I encourage my clients to breathe when they are working out, as in life. Jokingly, I say, “Breathing is the first thing you learned in life, so please do not forget to do it over the next hour that we are exercising.”
You have been recruited to change a life. A young man is out of shape and headed toward a life of obesity and health complications. But he desperately wants to change. Perhaps you saw him on television during the 2012 Summer Olympics. He appeared on a Nike® commercial shot in a rural area near London, Ohio.
Do you think of yourself as being in the happiness business? Whether you know it or not, you are. Happiness and all its related positive emotions—optimism, purpose, life satisfaction and a sense of well-being, to name a few—are powerfully linked with health (as we reviewed in the June issue of IDEA Fitness Journal). One of the most valuable keys to sustainable happiness may be exercise—bingo!
"I am not lazy."
"I don’t necessarily want or need to lose as much weight as you think I do. My biomarkers are good."
"I don’t have access to the same moisture-wicking clothes thin people do, and that can make working out more difficult for me, owing to chafing and lack of comfort."
"Don’t presume I don’t know how to eat correctly."
"My body is hard to carry around."
"Please give me time to do what you ask."
According to researchers from Kansas State University, people who use long-term thinking have a greater capacity for implementing healthier behaviors than those who consider only short-term consequences. As described in the January issue of the journal Personality and Individual Differences (2010; 48 , 202–207), the study sought to discover how people’s perceptions of time correlate with health behaviors, and which measures of time best predict those behaviors.
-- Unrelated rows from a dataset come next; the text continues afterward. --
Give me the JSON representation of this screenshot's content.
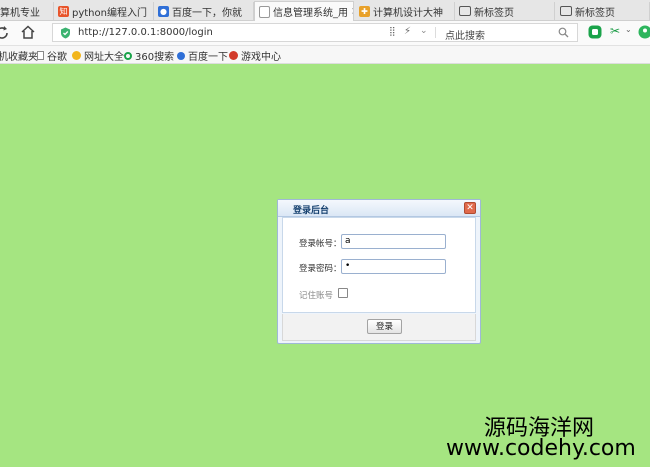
{
  "browser": {
    "tabs": [
      {
        "label": "算机专业",
        "close": ""
      },
      {
        "label": "python编程入门",
        "close": ""
      },
      {
        "label": "百度一下，你就",
        "close": ""
      },
      {
        "label": "信息管理系统_用",
        "close": "×"
      },
      {
        "label": "计算机设计大神",
        "close": ""
      },
      {
        "label": "新标签页",
        "close": ""
      },
      {
        "label": "新标签页",
        "close": ""
      }
    ],
    "url": "http://127.0.0.1:8000/login",
    "search_placeholder": "点此搜索",
    "bookmarks": [
      "机收藏夹",
      "谷歌",
      "网址大全",
      "360搜索",
      "百度一下",
      "游戏中心"
    ]
  },
  "login": {
    "title": "登录后台",
    "close_glyph": "✕",
    "account_label": "登录帐号：",
    "account_value": "a",
    "password_label": "登录密码：",
    "password_value": "•",
    "remember_label": "记住账号",
    "submit_label": "登录"
  },
  "watermark": {
    "name": "源码海洋网",
    "url": "www.codehy.com"
  },
  "colors": {
    "page_bg": "#a5e581",
    "dialog_border": "#9fb8d6",
    "close_button": "#e06a4c"
  }
}
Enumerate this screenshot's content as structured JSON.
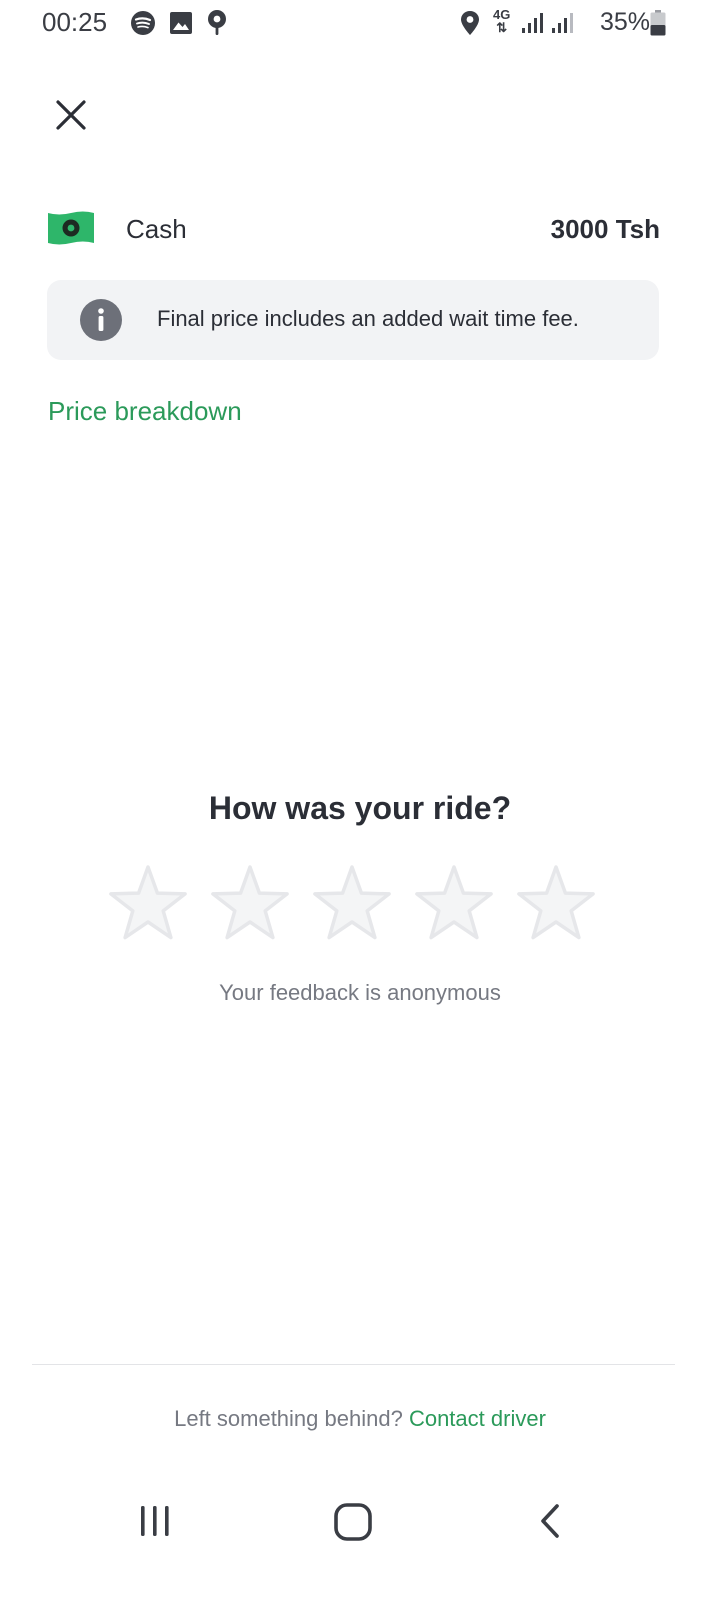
{
  "status_bar": {
    "time": "00:25",
    "battery_percent": "35%",
    "network": "4G",
    "left_icons": [
      "spotify-icon",
      "gallery-icon",
      "location-pin-icon"
    ],
    "right_icons": [
      "location-icon",
      "network-4g-icon",
      "signal-icon",
      "signal-icon",
      "battery-icon"
    ]
  },
  "payment": {
    "method_label": "Cash",
    "amount": "3000 Tsh",
    "icon": "cash-icon"
  },
  "info": {
    "message": "Final price includes an added wait time fee.",
    "icon": "info-icon"
  },
  "price_breakdown_label": "Price breakdown",
  "rating": {
    "title": "How was your ride?",
    "max_stars": 5,
    "selected": 0,
    "note": "Your feedback is anonymous"
  },
  "footer": {
    "prefix": "Left something behind?",
    "link": "Contact driver"
  },
  "colors": {
    "accent": "#2b9a5a",
    "cash_green": "#2eb66a",
    "text_primary": "#2b2e36",
    "text_secondary": "#767982",
    "info_bg": "#f2f3f5",
    "star_fill": "#f4f5f6",
    "star_stroke": "#e6e7ea"
  },
  "nav_bar": {
    "icons": [
      "recent-apps-icon",
      "home-icon",
      "back-icon"
    ]
  }
}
Have you ever found yourself in a state of complete absorption in a complex and challenging activity that stretches your skills? This wonderful state is called flow, and is described in the best-selling book Finding Flow: The Psychology of Engagement with Everyday Life by Mihaly Csikszentmihalyi, PhD (Basic Books 1997). Csikszentmihalyi believes that being in flow generates the peak experiences in our lives. The more flow we experience, he suggests, the happier we are.
The relationship that develops between client and personal trainer is vastly enriched when the trainer assumes the role of mentor and life coach. Understanding the important role that life coaching plays in the client success model, we felt it was imperative to add life coaching to our list of services. As we help our trainers develop and hone their personal coaching skills, I have assumed the role of life and training strategies success coach within our facility.
Tough clients. Every fitness professional has them. You know, the ones who make you think, “What is wrong with you? Why can’t you follow simple instructions or do what’s good for you?” Don’t take it personally. When prescribed life-saving medications for cancer, heart disease and diabetes, patients take them a shockingly low 55% of the time, according to a World Health Organization estimate. If almost half of people can’t spare 10 seconds to pop a pill, how can we expect them to exercise and to eat a healthy diet?newsletter_teaser: Tough clients. Every fitness pro has them. You know, the ones who make you think, “What is wrong with you? Why can’t you follow simple instructions or do what’s good for you?” Don’t take it personally.